The team constructed a matrix that allows the user to select a denominator which more accurately calculates LDL. Instead of dividing all triglyceride values by 5, one of 180 different options is selected based on total triglyceride and non-HDL levels. Online you can access the matrix and a free LDL Calculator.

The new formula is also more reliable in non-fasting patients because it adjusts for triglyceride level, mitigating effects from patient non-compliance. Implementing the new formula on a large scale will initially be costly for the re-programming of laboratory information systems. After this initial expense, however, the LDL cost will again be “free,” minimizing the need for direct LDL measurements.
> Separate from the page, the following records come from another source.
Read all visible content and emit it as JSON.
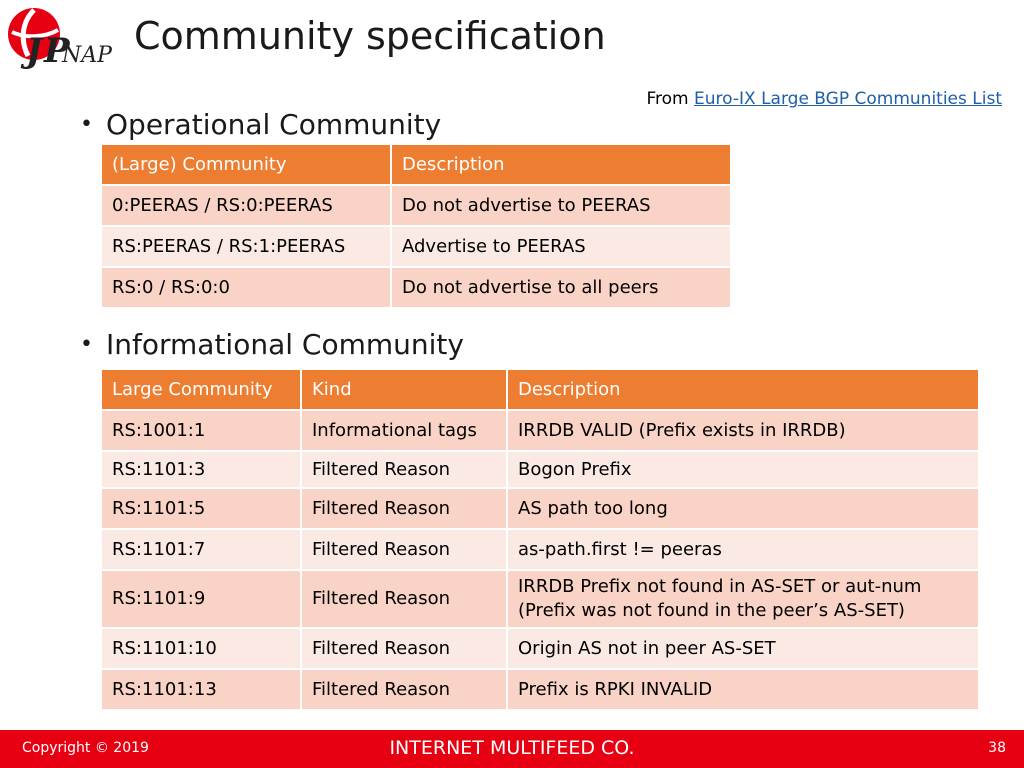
{
  "header": {
    "logo_text": "JPNAP",
    "title": "Community specification"
  },
  "source": {
    "prefix": "From",
    "link_text": "Euro-IX Large BGP Communities List"
  },
  "sections": [
    {
      "bullet": "Operational Community",
      "columns": [
        "(Large) Community",
        "Description"
      ],
      "rows": [
        [
          "0:PEERAS / RS:0:PEERAS",
          "Do not advertise to PEERAS"
        ],
        [
          "RS:PEERAS / RS:1:PEERAS",
          "Advertise to PEERAS"
        ],
        [
          "RS:0 / RS:0:0",
          "Do not advertise to all peers"
        ]
      ]
    },
    {
      "bullet": "Informational Community",
      "columns": [
        "Large Community",
        "Kind",
        "Description"
      ],
      "rows": [
        [
          "RS:1001:1",
          "Informational tags",
          "IRRDB VALID (Prefix exists in IRRDB)"
        ],
        [
          "RS:1101:3",
          "Filtered Reason",
          "Bogon Prefix"
        ],
        [
          "RS:1101:5",
          "Filtered Reason",
          "AS path too long"
        ],
        [
          "RS:1101:7",
          "Filtered Reason",
          "as-path.first != peeras"
        ],
        [
          "RS:1101:9",
          "Filtered Reason",
          "IRRDB Prefix not found in AS-SET or aut-num (Prefix was not found in the peer’s AS-SET)"
        ],
        [
          "RS:1101:10",
          "Filtered Reason",
          "Origin AS not in peer AS-SET"
        ],
        [
          "RS:1101:13",
          "Filtered Reason",
          "Prefix is RPKI INVALID"
        ]
      ]
    }
  ],
  "footer": {
    "copyright": "Copyright © 2019",
    "company": "INTERNET MULTIFEED CO.",
    "page_number": "38"
  },
  "colors": {
    "header_fill": "#ed7d31",
    "row_dark": "#f8d3c6",
    "row_light": "#fbe9e4",
    "footer_bar": "#e60012",
    "link": "#1f5fa8"
  }
}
The time has come to modernize the “free” LDL estimate and improve prevention and care for cardiovascular and cerebrovascular diseases, the leading cause of death in the United States.


  1. www.framinghamheartstudy.org, accessed 22 November 2017.
  2. Friedewald, W.T., Levy, R.I., and Frederickson, D.S. 1972. Estimation of the concentration of low-density lipoprotein cholesterol in plasma, without use of the preparative ultracentrifuge. Clinical Chemistry 18: 499-502.
  3. Martin, S.S., et al. 2013. Friedewald-estimated versus directly measured low-density lipoprotein cholesterol and treatment implication. Journal of the American College of Cardiology 62:8 732-739.
  4. Martin, S.S., et al. 2013. Comparison of a Novel Method vs the Friedewald Equation for Estimating Low-Density Lipoprotein Cholesterol Levels From the Standard Lipid Profile. Journal of the American Medical Association. 310(19): 2061–2068.